Look through the entries and report how many lines include the word "time". Give the number alone.

*** DATA RECORDS Section Begins ***

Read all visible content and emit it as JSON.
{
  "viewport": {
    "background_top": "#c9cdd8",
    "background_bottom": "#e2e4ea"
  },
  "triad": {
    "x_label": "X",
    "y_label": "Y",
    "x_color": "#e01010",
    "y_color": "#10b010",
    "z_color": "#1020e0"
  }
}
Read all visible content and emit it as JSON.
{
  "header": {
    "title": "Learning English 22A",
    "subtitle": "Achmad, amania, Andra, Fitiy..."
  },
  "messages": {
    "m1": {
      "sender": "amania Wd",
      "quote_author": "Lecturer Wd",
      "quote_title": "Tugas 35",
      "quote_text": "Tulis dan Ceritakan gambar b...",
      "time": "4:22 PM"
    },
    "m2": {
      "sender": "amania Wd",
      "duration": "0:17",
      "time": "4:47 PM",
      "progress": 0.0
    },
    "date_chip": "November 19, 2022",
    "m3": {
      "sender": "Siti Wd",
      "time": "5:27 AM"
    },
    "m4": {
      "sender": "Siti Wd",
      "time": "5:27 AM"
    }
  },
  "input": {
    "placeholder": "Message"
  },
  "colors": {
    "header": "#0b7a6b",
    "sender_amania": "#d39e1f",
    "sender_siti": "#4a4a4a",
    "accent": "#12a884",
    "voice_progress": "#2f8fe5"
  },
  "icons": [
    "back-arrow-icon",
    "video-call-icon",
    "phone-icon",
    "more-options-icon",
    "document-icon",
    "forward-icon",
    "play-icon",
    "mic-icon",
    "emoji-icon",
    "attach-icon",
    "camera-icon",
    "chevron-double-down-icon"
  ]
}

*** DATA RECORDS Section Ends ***

# ANSWER BOX:
4